The United Kingdom was the first country to undertake atomic energy research and development for military purposes. In April 1940 the British government commissioned a group of scientists to study the possibilities of manufacturing a ‘uranium bomb’ in wartime.
Originally published in 1984, this book traces the development of British nuclear weapons from those early times to the present. It examines the decisions of Atlee and the MacMillan governments in sustaining the nuclear deterrent through the hydrogen bomb and the Polaris programme, and discusses in detail the decision to proceed with Trident. Throughout the narrative is set against the background of British domestic politics and Anglo-American relations.
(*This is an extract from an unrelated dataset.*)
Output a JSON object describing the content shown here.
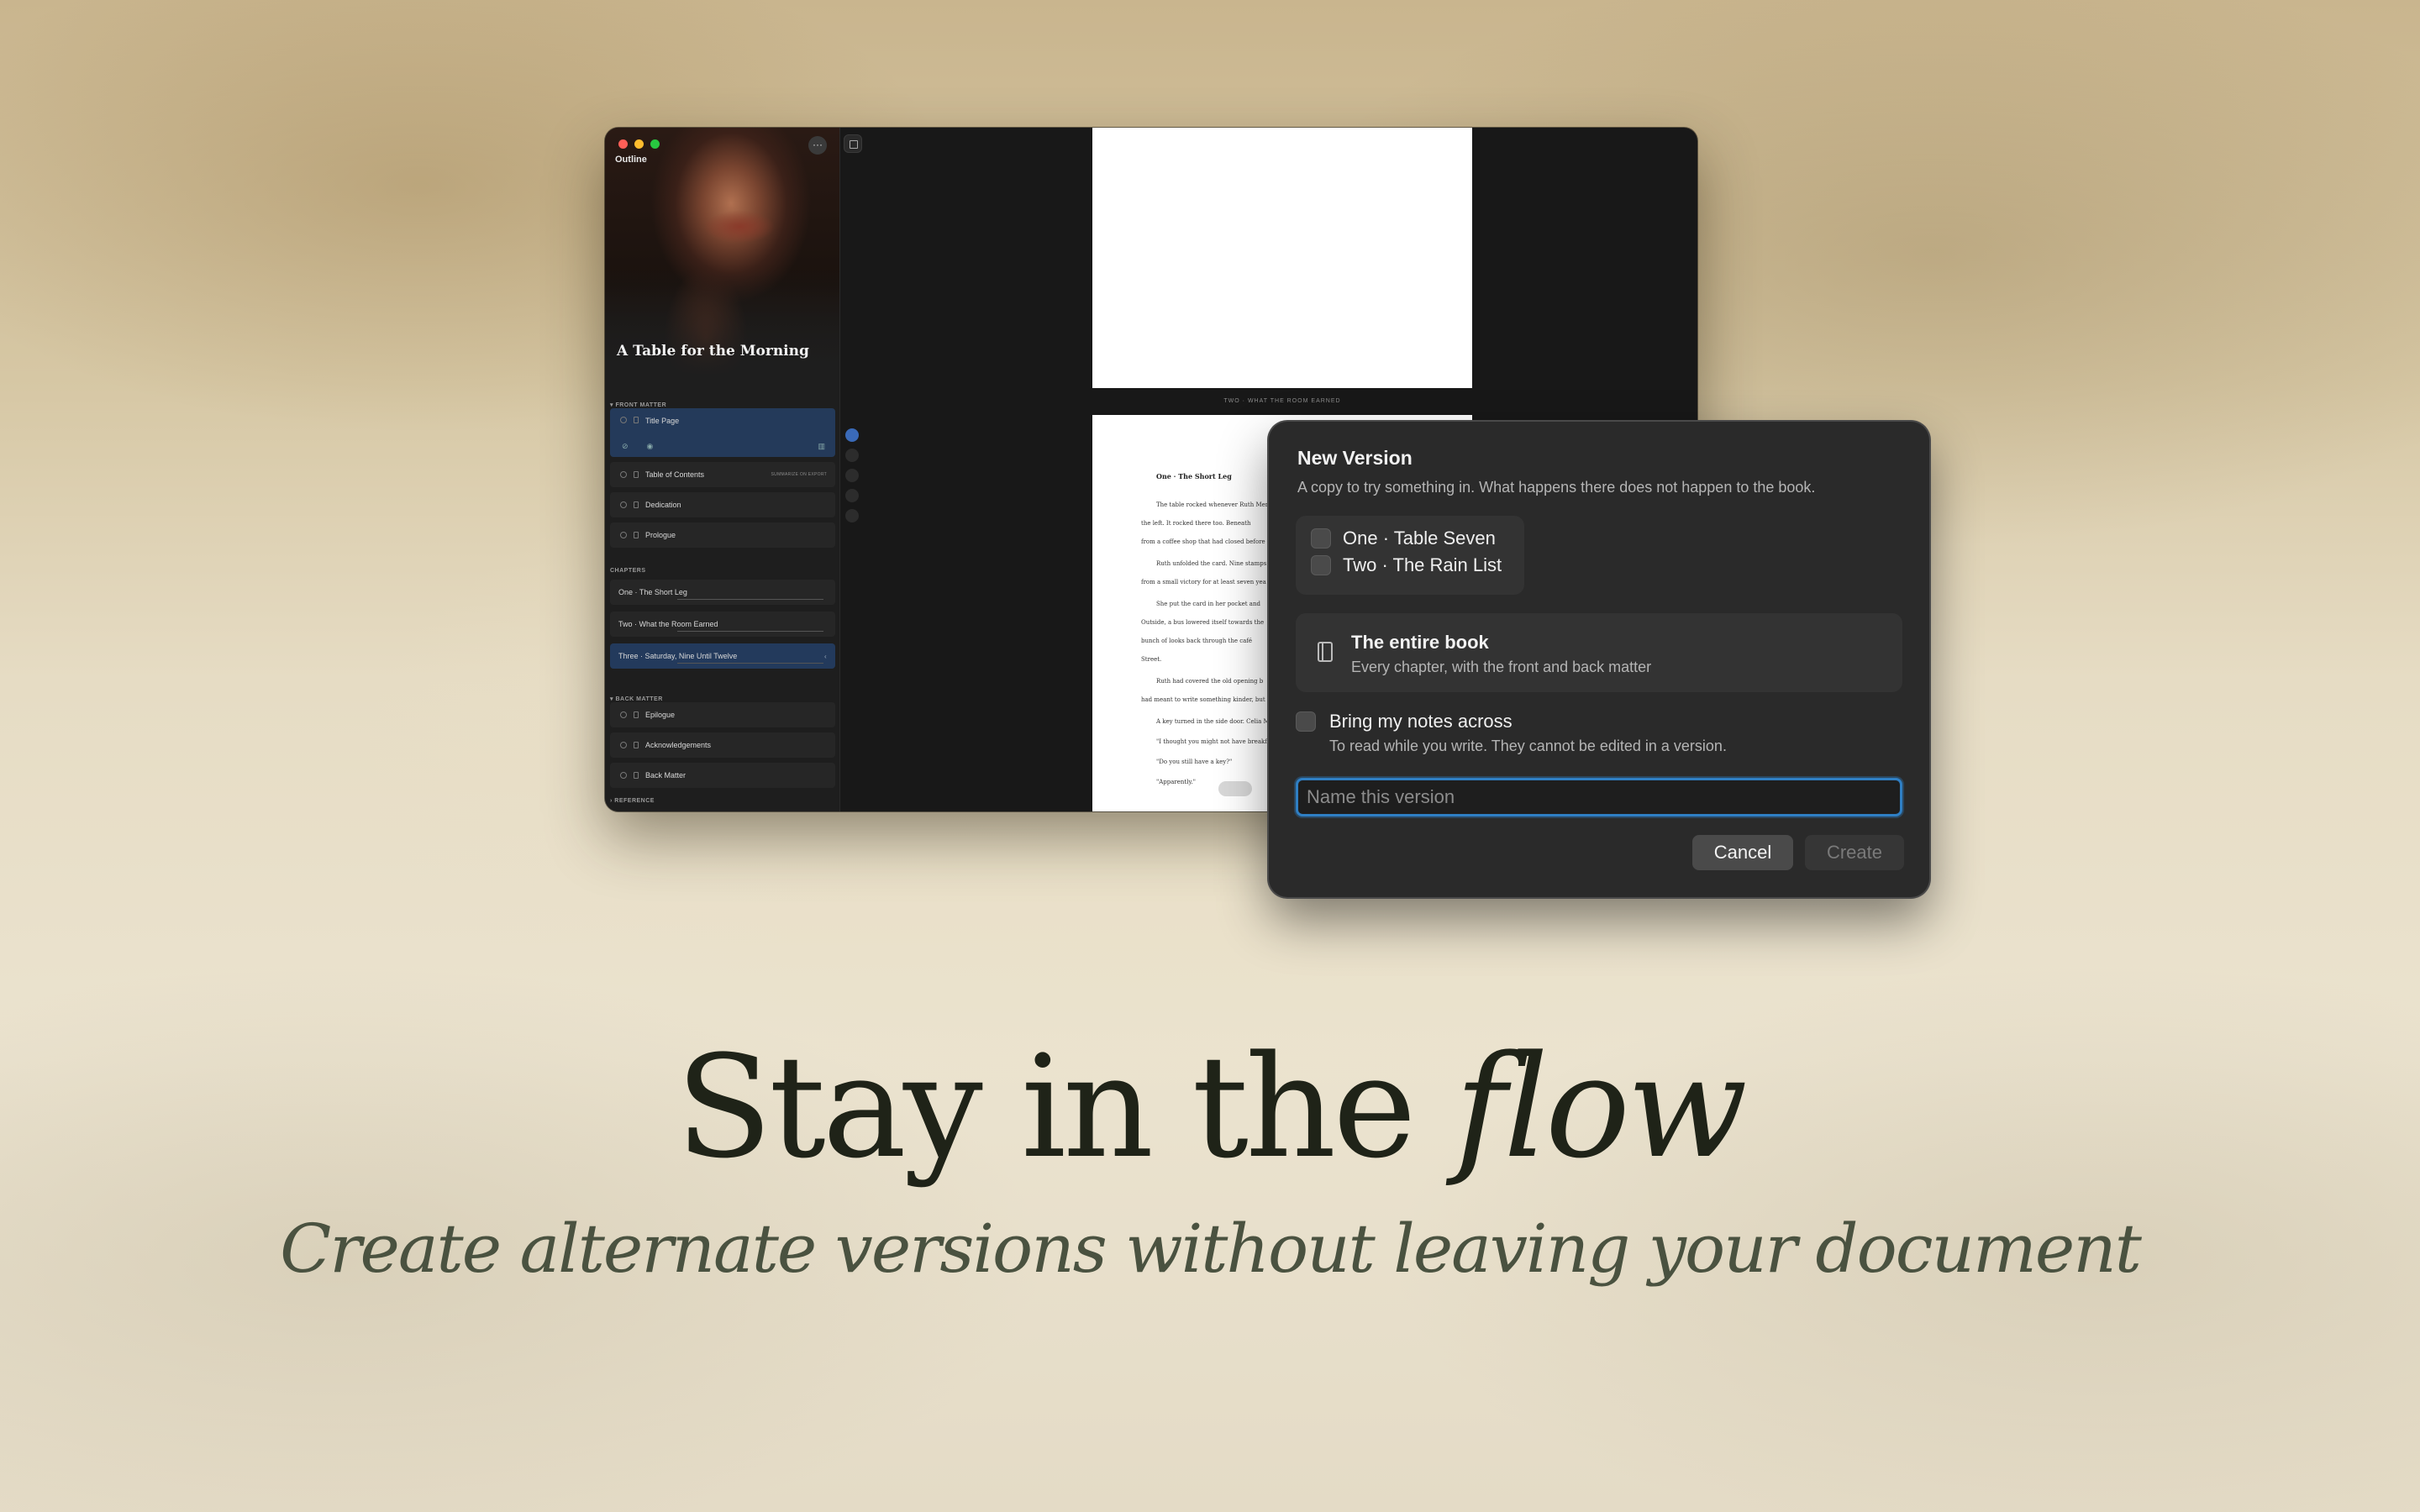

The book demonstrates why for nearly forty years British governments remained committed to an independent nuclear deterrent as the last line of defence should NATO fail.
Table of Contents
List of Figures and Tables. Preface. Acknowledgements. 1. The Technical Legacy 2. The Political Question 3. The American Connection 4. The Doctrinal Considerations 5. The Trident Decision 6. Costs and Consequences 7. The Independent Deterrent and the Atlantic Alliance. Select Bibliography. Index.